This week, Bishop Kieran Conry says British Catholics should get ready for a new springtime; Lord Patten tells Luke Coppen that some Vatican officials were surprised by the success of the papal visit; Andrew M Brown predicts that it will be a hard century to be a man; and Piers Paul Read says the arts won’t save your soul. Edward Pentin, meanwhile, notes that even Hezbollah is welcoming Benedict XVI’s forthcoming visit to Lebanon. You can read it all online by subscribing here (for £40 a year). Or, for a hard copy, go here (£75 for a year’s worth).

Print edition 07.09.12

Much of The Catholic Herald’s content – news, features, comment, letters and reviews – is only available to subscribers.

This week, Paul Johnson recalls the day an archbishop burned his writings in front of a cheering mob; Tim Stanley assesses Paul Ryan; Madeleine Teahan says Britain doesn’t really welcome disabled people; Fr Simon Penhalagan describes an incredible experiment in evangelisation; and Michael Wenham, who has Motor Neurone Disease, writes about meeting Tony Nicklinson. Plus, we offer an extra four-and-a-half-page guide to some of England’s best Catholic schools. You can read it all online by subscribing here (for £40 a year). Or, for a hard copy, go here (£75 for a year’s worth).

Print edition 31.08.12

Much of The Catholic Herald’s content – news, features, comment, letters and reviews – is only available to subscribers.

This week, Sarah Mac Donald meets Richard Moore, a Northern Irish Catholic who has forgiven the soldier who blinded him as a boy; Freddy Gray says the R-question is one pro-lifers can’t dodge; Rory Fitzgerald urges Pussy Riot to grow up; and Melanie McDonagh asks if she and social workers could have done more in her uncle’s last days. Pastor Iuventus, meanwhile, says we mustn’t forget that Prince Harry does have virtues. You can read it all online by subscribing here (for £40 a year). Or, for a hard copy, go here (£75 for a year’s worth).

Print edition 24.08.12

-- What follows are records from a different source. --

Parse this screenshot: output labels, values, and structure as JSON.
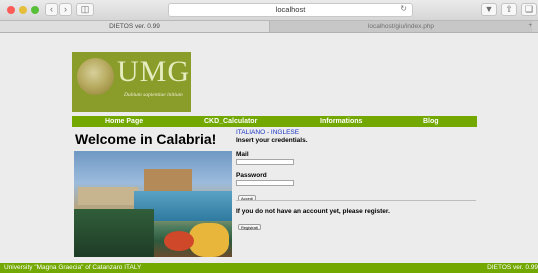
{
  "browser": {
    "address": "localhost",
    "tabs": [
      {
        "label": "DIETOS ver. 0.99"
      },
      {
        "label": "localhost/giu/index.php"
      }
    ],
    "icons": [
      "back-icon",
      "forward-icon",
      "sidebar-icon",
      "reload-icon",
      "download-icon",
      "share-icon",
      "tabs-icon"
    ]
  },
  "logo": {
    "text": "UMG",
    "motto": "Dubium sapientiae initium"
  },
  "nav": {
    "items": [
      {
        "label": "Home Page"
      },
      {
        "label": "CKD_Calculator"
      },
      {
        "label": "Informations"
      },
      {
        "label": "Blog"
      }
    ]
  },
  "main": {
    "welcome": "Welcome in Calabria!"
  },
  "login": {
    "language": "ITALIANO - INGLESE",
    "insert": "Insert your credentials.",
    "mail_label": "Mail",
    "mail_value": "",
    "password_label": "Password",
    "password_value": "",
    "access_button": "Accedi",
    "register_text": "If you do not have an account yet, please register.",
    "register_button": "Registrati"
  },
  "footer": {
    "left": "University \"Magna Graecia\" of Catanzaro ITALY",
    "right": "DIETOS ver. 0.99"
  },
  "colors": {
    "nav_green": "#72a800",
    "logo_green": "#8a9c2a",
    "language_link": "#1a35c6"
  }
}
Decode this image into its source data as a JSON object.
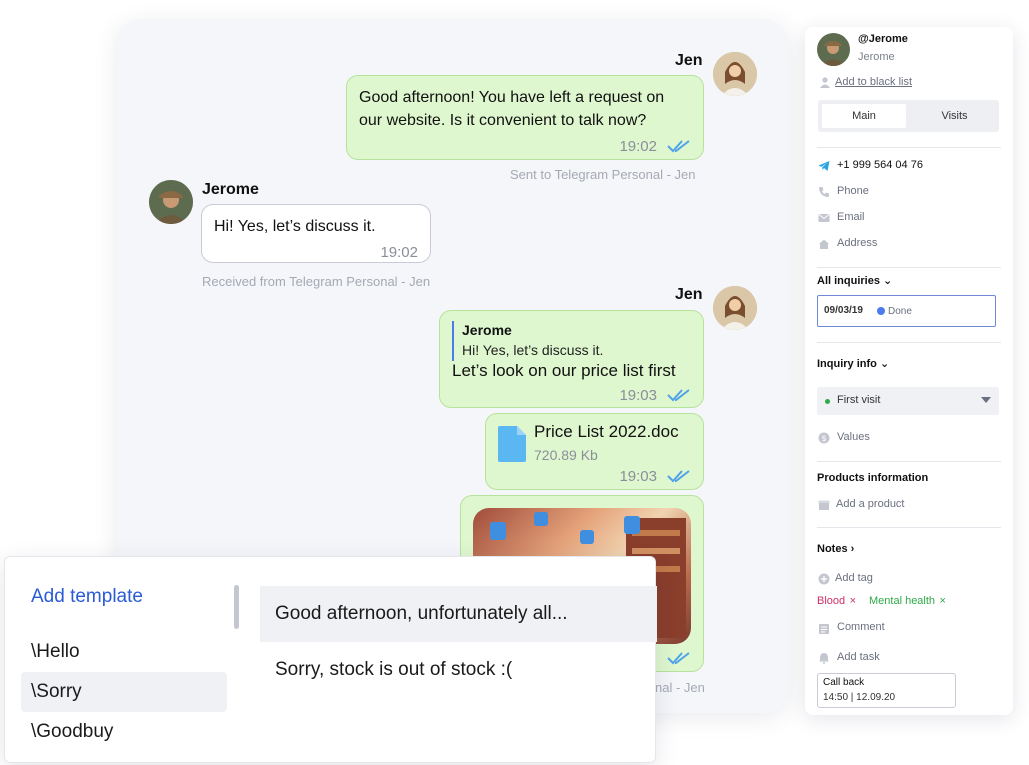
{
  "chat": {
    "messages": [
      {
        "sender": "Jen",
        "text": "Good afternoon! You have left a request on our website. Is it convenient to talk now?",
        "time": "19:02",
        "meta": "Sent to Telegram Personal - Jen"
      },
      {
        "sender": "Jerome",
        "text": "Hi! Yes, let’s discuss it.",
        "time": "19:02",
        "meta": "Received from Telegram Personal - Jen"
      },
      {
        "sender": "Jen",
        "reply_name": "Jerome",
        "reply_text": "Hi! Yes, let’s discuss it.",
        "text": "Let’s look on our price list first",
        "time": "19:03"
      },
      {
        "file_name": "Price List 2022.doc",
        "file_size": "720.89 Kb",
        "time": "19:03"
      },
      {
        "type": "image",
        "meta_partial": "nal - Jen"
      }
    ]
  },
  "templates": {
    "add_label": "Add template",
    "items": [
      "\\Hello",
      "\\Sorry",
      "\\Goodbuy"
    ],
    "active_index": 1,
    "previews": [
      "Good afternoon, unfortunately all...",
      "Sorry, stock is out of stock :("
    ]
  },
  "client": {
    "handle": "@Jerome",
    "name": "Jerome",
    "blacklist_label": "Add to black list",
    "tabs": [
      "Main",
      "Visits"
    ],
    "phone_number": "+1 999 564 04 76",
    "phone_label": "Phone",
    "email_label": "Email",
    "address_label": "Address",
    "all_inquiries_label": "All inquiries",
    "inquiry_date": "09/03/19",
    "inquiry_status": "Done",
    "inquiry_info_label": "Inquiry info",
    "first_visit_label": "First visit",
    "values_label": "Values",
    "products_title": "Products information",
    "add_product_label": "Add a product",
    "notes_label": "Notes",
    "add_tag_label": "Add tag",
    "tags": [
      "Blood",
      "Mental health"
    ],
    "comment_label": "Comment",
    "add_task_label": "Add task",
    "callback_title": "Call back",
    "callback_time": "14:50 | 12.09.20"
  },
  "colors": {
    "out_bubble": "#dff7cf",
    "link_blue": "#2a5bd7",
    "tick_blue": "#4fa3e8",
    "tag_blood": "#d0306a",
    "tag_mental": "#2fa94a"
  }
}
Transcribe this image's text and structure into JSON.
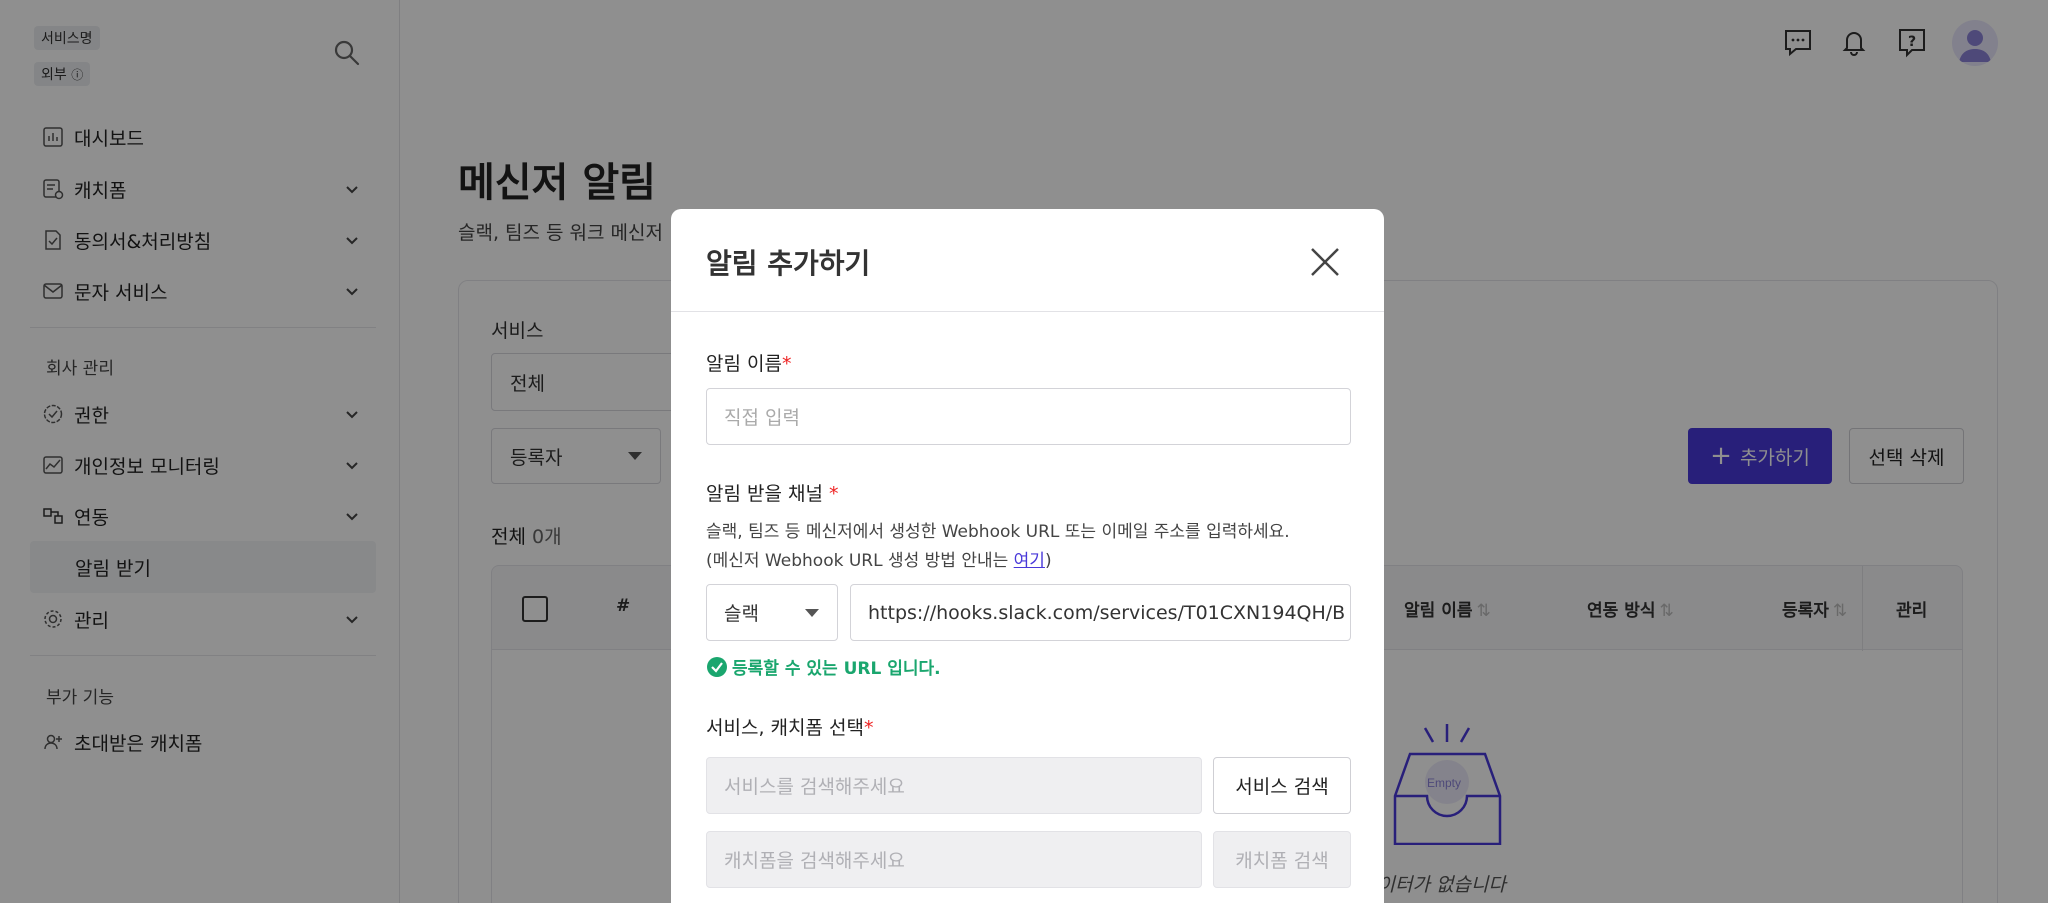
{
  "sidebar": {
    "service_tag": "서비스명",
    "external_tag": "외부",
    "nav": {
      "dashboard": "대시보드",
      "catchform": "캐치폼",
      "consent": "동의서&처리방침",
      "sms": "문자 서비스",
      "company_section": "회사 관리",
      "permission": "권한",
      "privacy_monitoring": "개인정보 모니터링",
      "integration": "연동",
      "receive_alerts": "알림 받기",
      "management": "관리",
      "extra_section": "부가 기능",
      "invited_catchform": "초대받은 캐치폼"
    }
  },
  "main": {
    "page_title": "메신저 알림",
    "page_desc": "슬랙, 팀즈 등 워크 메신저",
    "filter": {
      "service_label": "서비스",
      "service_value": "전체",
      "registrant_value": "등록자"
    },
    "add_button": "추가하기",
    "delete_button": "선택 삭제",
    "count_label": "전체",
    "count_value": "0개",
    "table": {
      "columns": {
        "index": "#",
        "alert_name": "알림 이름",
        "method": "연동 방식",
        "registrant": "등록자",
        "manage": "관리"
      }
    },
    "empty": {
      "badge": "Empty",
      "text": "데이터가 없습니다"
    }
  },
  "modal": {
    "title": "알림 추가하기",
    "name_label": "알림 이름",
    "required_mark": "*",
    "name_placeholder": "직접 입력",
    "channel_label": "알림 받을 채널",
    "channel_help_1": "슬랙, 팀즈 등 메신저에서 생성한 Webhook URL 또는 이메일 주소를 입력하세요.",
    "channel_help_2_prefix": "(메신저 Webhook URL 생성 방법 안내는 ",
    "channel_help_link": "여기",
    "channel_help_2_suffix": ")",
    "channel_type": "슬랙",
    "webhook_url": "https://hooks.slack.com/services/T01CXN194QH/B",
    "valid_message": "등록할 수 있는 URL 입니다.",
    "service_label": "서비스, 캐치폼 선택",
    "service_placeholder": "서비스를 검색해주세요",
    "service_search_button": "서비스 검색",
    "catchform_placeholder": "캐치폼을 검색해주세요",
    "catchform_search_button": "캐치폼 검색"
  },
  "colors": {
    "primary": "#4838d9",
    "success": "#1aa66e",
    "required": "#e22222"
  }
}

Much of The Catholic Herald’s content – news, features, comment, letters and reviews – is only available to subscribers.

This week, Cardinal Cormac Murphy-O’Connor tells Luke Coppen about his hopes for Christian unity, his worst and proudest moments at Westminster, and the joy of attending a papal conclave; Fr Alexander Lucie-Smith asks how the Church in Britain can reverse its decline; and David Twiston Davies remembers the distinguished military historian Sir John Keegan. Meanwhile, Mary Kenny is inspired by the champion boxer who prays for her opponents. You can read it all online by subscribing here (for £40 a year). Or, for a hard copy, go here (£75 for a year’s worth).

Print edition 17.08.12

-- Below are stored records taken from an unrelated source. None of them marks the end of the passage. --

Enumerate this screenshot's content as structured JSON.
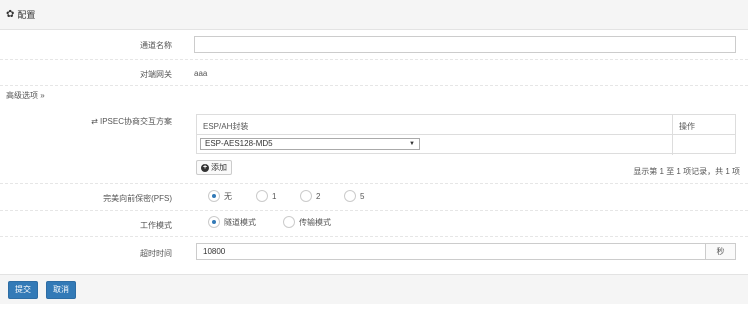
{
  "panel": {
    "title": "配置"
  },
  "form": {
    "tunnel_name": {
      "label": "通道名称",
      "value": ""
    },
    "peer_gateway": {
      "label": "对端网关",
      "value": "aaa"
    },
    "advanced_toggle": "高级选项 »",
    "ipsec": {
      "label": "⇄ IPSEC协商交互方案",
      "columns": [
        "ESP/AH封装",
        "操作"
      ],
      "selected": "ESP-AES128-MD5",
      "add_label": "添加",
      "pager_info": "显示第 1 至 1 项记录，共 1 项"
    },
    "pfs": {
      "label": "完美向前保密(PFS)",
      "options": [
        "无",
        "1",
        "2",
        "5"
      ],
      "selected": "无"
    },
    "work_mode": {
      "label": "工作模式",
      "options": [
        "隧道模式",
        "传输模式"
      ],
      "selected": "隧道模式"
    },
    "timeout": {
      "label": "超时时间",
      "value": "10800",
      "unit": "秒"
    }
  },
  "footer": {
    "submit_label": "提交",
    "cancel_label": "取消"
  },
  "colors": {
    "primary": "#337ab7"
  }
}
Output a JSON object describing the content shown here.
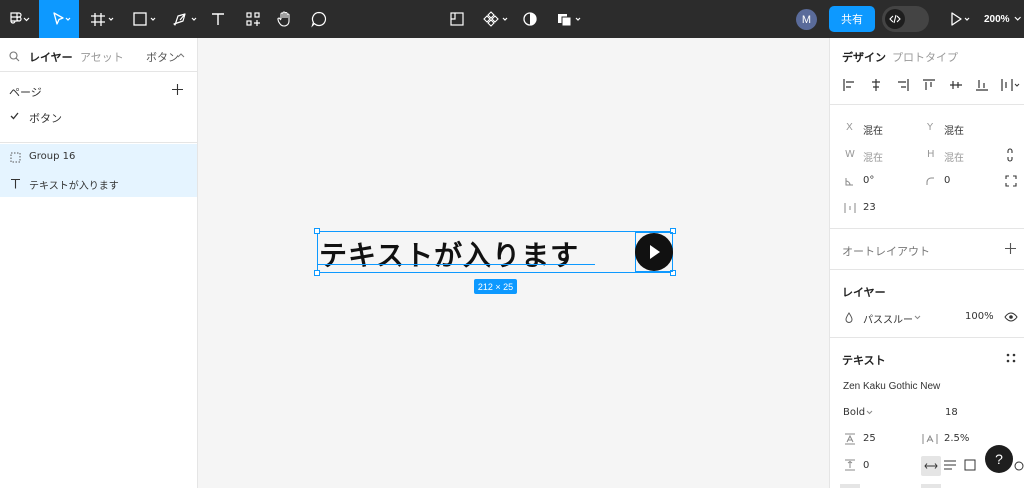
{
  "toolbar": {
    "share_label": "共有",
    "avatar_initial": "M",
    "zoom": "200%"
  },
  "left_panel": {
    "tabs": {
      "layers": "レイヤー",
      "assets": "アセット",
      "page_select": "ボタン"
    },
    "pages_title": "ページ",
    "pages": [
      {
        "label": "ボタン",
        "selected": true
      }
    ],
    "layers": [
      {
        "label": "Group 16",
        "icon": "group-dashed-icon"
      },
      {
        "label": "テキストが入ります",
        "icon": "text-t-icon"
      }
    ]
  },
  "canvas": {
    "button_text": "テキストが入ります",
    "size_badge": "212 × 25"
  },
  "right_panel": {
    "tabs": {
      "design": "デザイン",
      "prototype": "プロトタイプ"
    },
    "x_label": "X",
    "x_value": "混在",
    "y_label": "Y",
    "y_value": "混在",
    "w_label": "W",
    "w_value": "混在",
    "h_label": "H",
    "h_value": "混在",
    "rotation": "0°",
    "radius": "0",
    "spacing": "23",
    "auto_layout": "オートレイアウト",
    "layer_title": "レイヤー",
    "blend_mode": "パススルー",
    "opacity": "100%",
    "text_title": "テキスト",
    "font_family": "Zen Kaku Gothic New",
    "font_weight": "Bold",
    "font_size": "18",
    "line_height": "25",
    "letter_spacing": "2.5%",
    "paragraph_spacing": "0",
    "help": "?"
  }
}
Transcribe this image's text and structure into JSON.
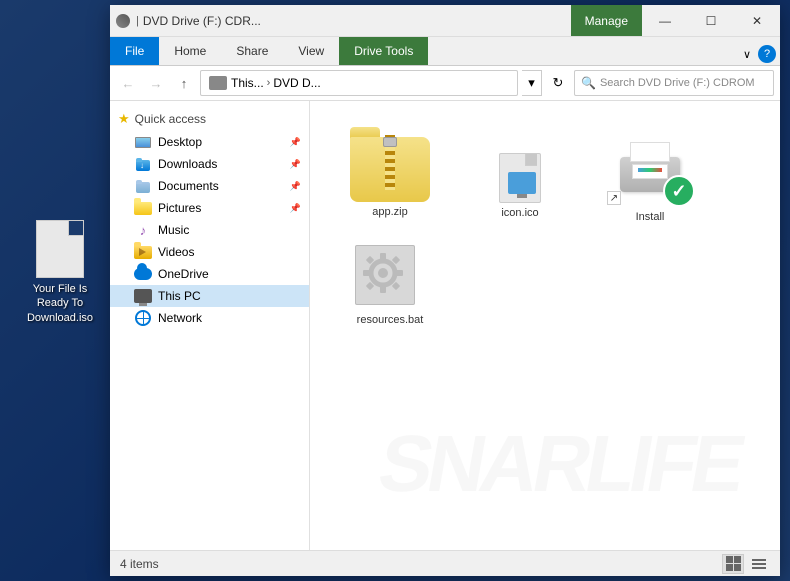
{
  "desktop": {
    "background": "#1a3a6b"
  },
  "desktop_icon": {
    "label": "Your File Is Ready To Download.iso"
  },
  "window": {
    "title": "DVD Drive (F:) CDR...",
    "title_full": "DVD Drive (F:) CDROM",
    "manage_label": "Manage"
  },
  "window_controls": {
    "minimize": "—",
    "maximize": "☐",
    "close": "✕"
  },
  "ribbon": {
    "tabs": [
      "File",
      "Home",
      "Share",
      "View",
      "Drive Tools"
    ],
    "active_tab": "Drive Tools",
    "chevron": "∨",
    "help": "?"
  },
  "address_bar": {
    "path_parts": [
      "This...",
      "DVD D..."
    ],
    "search_placeholder": "Search DVD Drive (F:) CDROM"
  },
  "nav_pane": {
    "quick_access_label": "Quick access",
    "items": [
      {
        "label": "Desktop",
        "type": "desktop"
      },
      {
        "label": "Downloads",
        "type": "downloads"
      },
      {
        "label": "Documents",
        "type": "documents"
      },
      {
        "label": "Pictures",
        "type": "pictures"
      },
      {
        "label": "Music",
        "type": "music"
      },
      {
        "label": "Videos",
        "type": "videos"
      },
      {
        "label": "OneDrive",
        "type": "onedrive"
      },
      {
        "label": "This PC",
        "type": "pc"
      },
      {
        "label": "Network",
        "type": "network"
      }
    ]
  },
  "files": [
    {
      "name": "app.zip",
      "type": "zip"
    },
    {
      "name": "icon.ico",
      "type": "ico"
    },
    {
      "name": "Install",
      "type": "install"
    },
    {
      "name": "resources.bat",
      "type": "bat"
    }
  ],
  "status_bar": {
    "item_count": "4 items"
  },
  "watermark": "SNARLIFE"
}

Much of The Catholic Herald’s content – news, features, comment, letters and reviews – is only available to subscribers.

This week, High Court judge Sir Paul Coleridge speaks about his mission to mend marriage; David Howell recalls the night that Pope Benedict XVI and one million young people were drenched by rain; and Neil Addison urges readers to join the Campaign for Real Catholicism. Tim Stanley, meanwhile, promises his mum that he’ll be nicer to Barack Obama. You can read it all online by subscribing here (for £40 a year). Or, for a hard copy, go here (£75 for a year’s worth).

Print edition 10.08.12

Much of The Catholic Herald’s content – news, features, comment, letters and reviews – is only available to subscribers.

This week, Ryan Service wonders why Anglosphere Catholics are so badly dressed in church; Madeleine Teahan meets Baroness Hollins, the psychiatrist, opponent of assisted suicide and mother of Abigail Witchalls; Martin Beckford reports on the rise of ‘family annihilation’; and Pastor Iuventus asks why Catholics no longer join groups. Plus, an account by Jerzy Kluger, a childhood friend of John Paul II, reveals a hidden side to the Polish pope. You can read it all online by subscribing here (for £40 a year). Or, for a hard copy, go here (£75 for a year’s worth).